(Page and application data records)

+++

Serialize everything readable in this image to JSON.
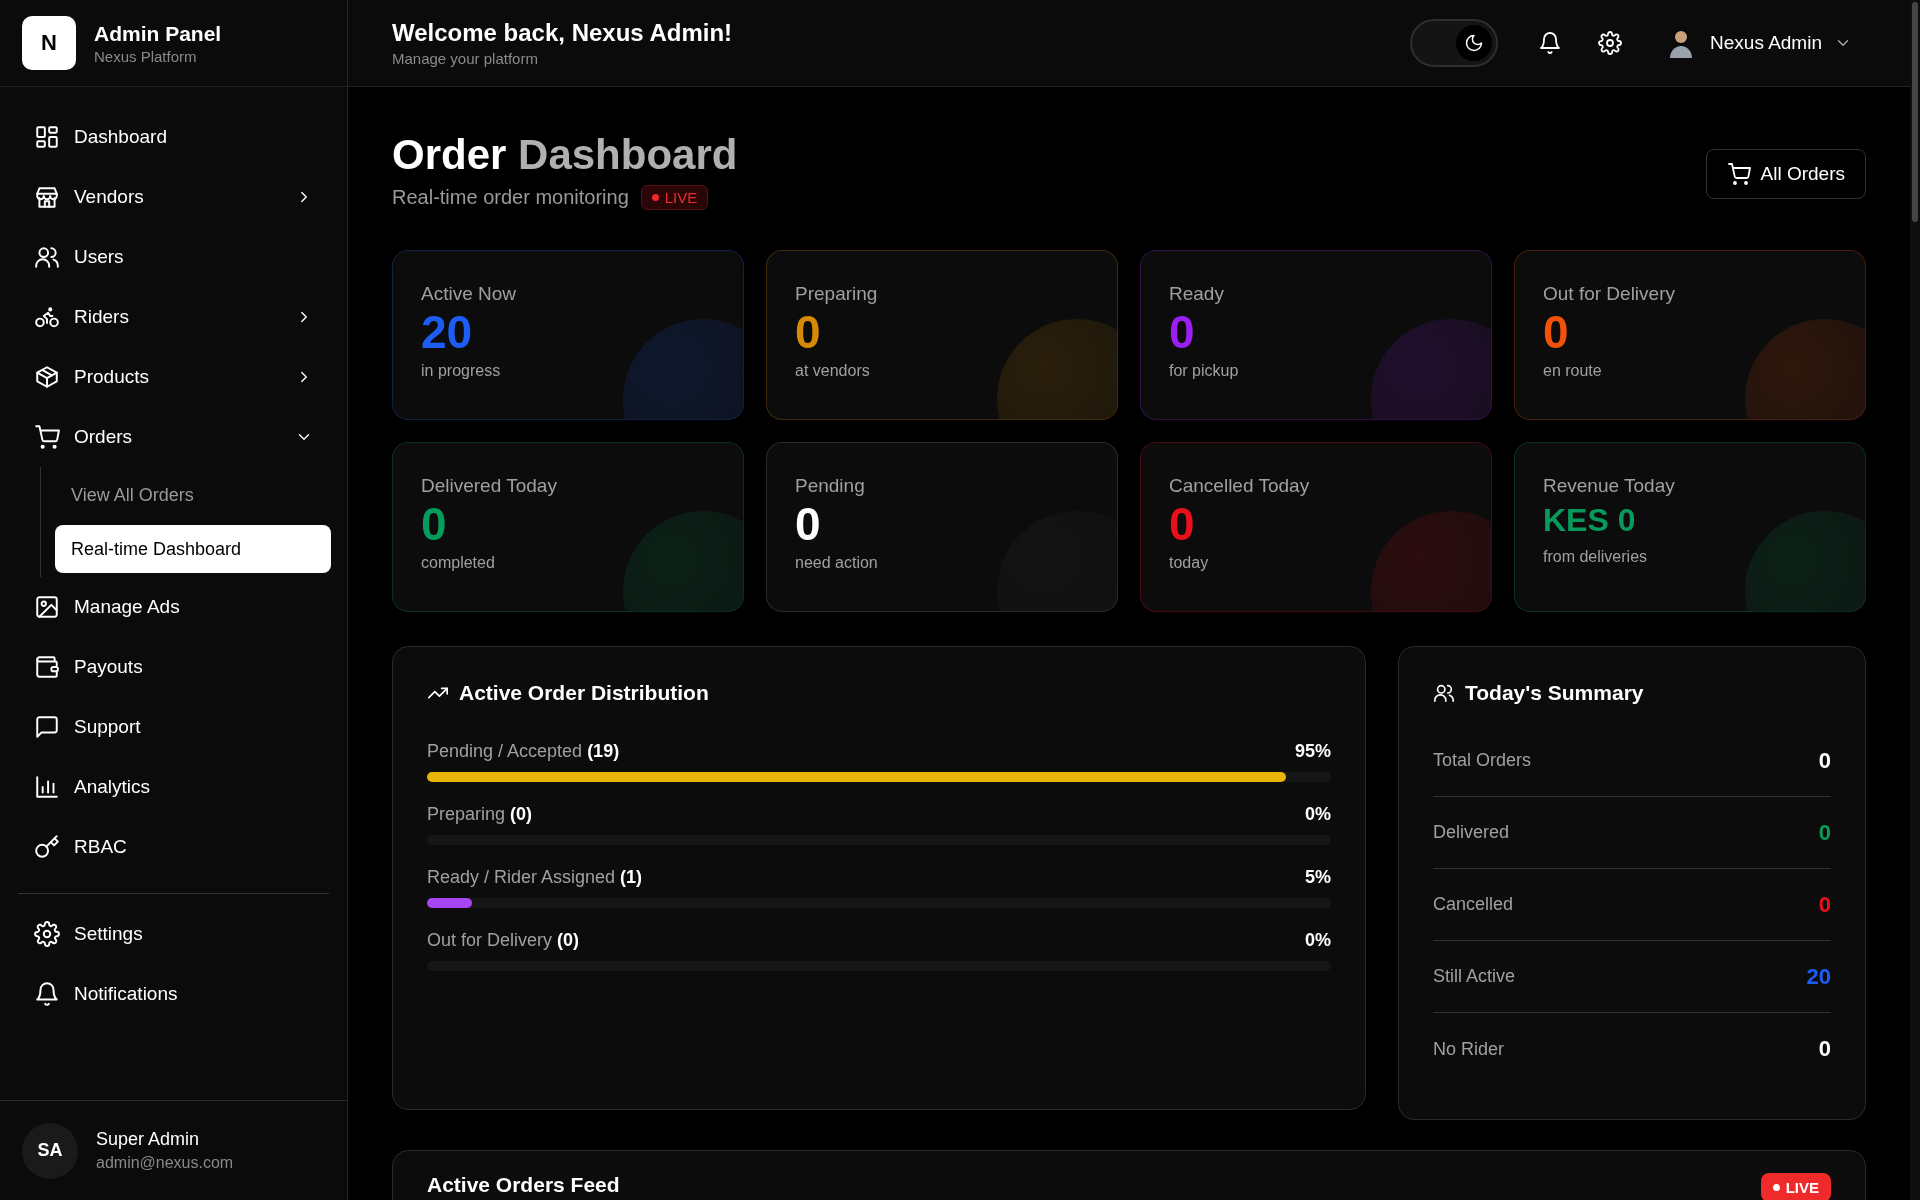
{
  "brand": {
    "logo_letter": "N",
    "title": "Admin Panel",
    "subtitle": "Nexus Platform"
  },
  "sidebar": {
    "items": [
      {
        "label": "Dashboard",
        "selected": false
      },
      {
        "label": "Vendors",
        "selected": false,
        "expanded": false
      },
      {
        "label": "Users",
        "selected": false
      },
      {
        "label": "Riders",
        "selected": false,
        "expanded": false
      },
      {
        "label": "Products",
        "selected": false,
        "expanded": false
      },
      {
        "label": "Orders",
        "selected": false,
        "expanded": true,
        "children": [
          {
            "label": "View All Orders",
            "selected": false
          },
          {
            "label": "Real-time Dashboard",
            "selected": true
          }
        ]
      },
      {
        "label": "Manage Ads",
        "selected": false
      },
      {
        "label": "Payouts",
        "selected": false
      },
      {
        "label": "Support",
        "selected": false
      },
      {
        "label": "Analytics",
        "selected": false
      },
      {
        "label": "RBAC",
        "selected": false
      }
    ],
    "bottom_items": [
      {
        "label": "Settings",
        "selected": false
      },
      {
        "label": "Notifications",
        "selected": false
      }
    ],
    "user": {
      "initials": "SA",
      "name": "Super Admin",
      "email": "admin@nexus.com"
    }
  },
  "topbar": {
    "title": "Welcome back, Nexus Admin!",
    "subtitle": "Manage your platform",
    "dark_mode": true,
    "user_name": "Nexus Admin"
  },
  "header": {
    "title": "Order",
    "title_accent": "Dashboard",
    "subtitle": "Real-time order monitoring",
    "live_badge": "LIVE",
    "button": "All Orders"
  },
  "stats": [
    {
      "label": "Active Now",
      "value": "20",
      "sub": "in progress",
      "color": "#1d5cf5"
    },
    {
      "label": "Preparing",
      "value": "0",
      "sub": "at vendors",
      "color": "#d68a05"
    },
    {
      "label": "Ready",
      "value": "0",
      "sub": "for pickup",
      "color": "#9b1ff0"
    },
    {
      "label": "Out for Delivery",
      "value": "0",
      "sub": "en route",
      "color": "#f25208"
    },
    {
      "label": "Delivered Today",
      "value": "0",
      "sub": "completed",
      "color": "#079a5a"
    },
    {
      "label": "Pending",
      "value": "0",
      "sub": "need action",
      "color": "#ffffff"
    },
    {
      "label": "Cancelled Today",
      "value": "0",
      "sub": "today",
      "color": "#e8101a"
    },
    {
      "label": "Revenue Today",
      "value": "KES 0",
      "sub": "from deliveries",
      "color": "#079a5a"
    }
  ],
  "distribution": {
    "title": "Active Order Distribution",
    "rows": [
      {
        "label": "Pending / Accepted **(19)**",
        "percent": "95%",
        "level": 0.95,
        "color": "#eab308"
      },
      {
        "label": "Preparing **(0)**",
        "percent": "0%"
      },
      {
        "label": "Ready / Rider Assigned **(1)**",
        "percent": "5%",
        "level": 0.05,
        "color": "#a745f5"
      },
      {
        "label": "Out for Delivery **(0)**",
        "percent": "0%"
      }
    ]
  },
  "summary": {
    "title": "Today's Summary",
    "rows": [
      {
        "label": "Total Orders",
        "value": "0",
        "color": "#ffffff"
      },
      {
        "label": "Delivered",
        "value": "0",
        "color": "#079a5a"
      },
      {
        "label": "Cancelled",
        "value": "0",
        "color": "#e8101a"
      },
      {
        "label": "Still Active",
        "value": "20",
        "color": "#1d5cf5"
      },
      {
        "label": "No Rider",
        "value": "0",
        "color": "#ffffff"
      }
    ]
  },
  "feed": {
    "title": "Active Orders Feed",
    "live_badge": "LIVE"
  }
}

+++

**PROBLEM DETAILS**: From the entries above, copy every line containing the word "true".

**TASK RESPONSE**:
        "expanded": true,
            "selected": true
    "dark_mode": true,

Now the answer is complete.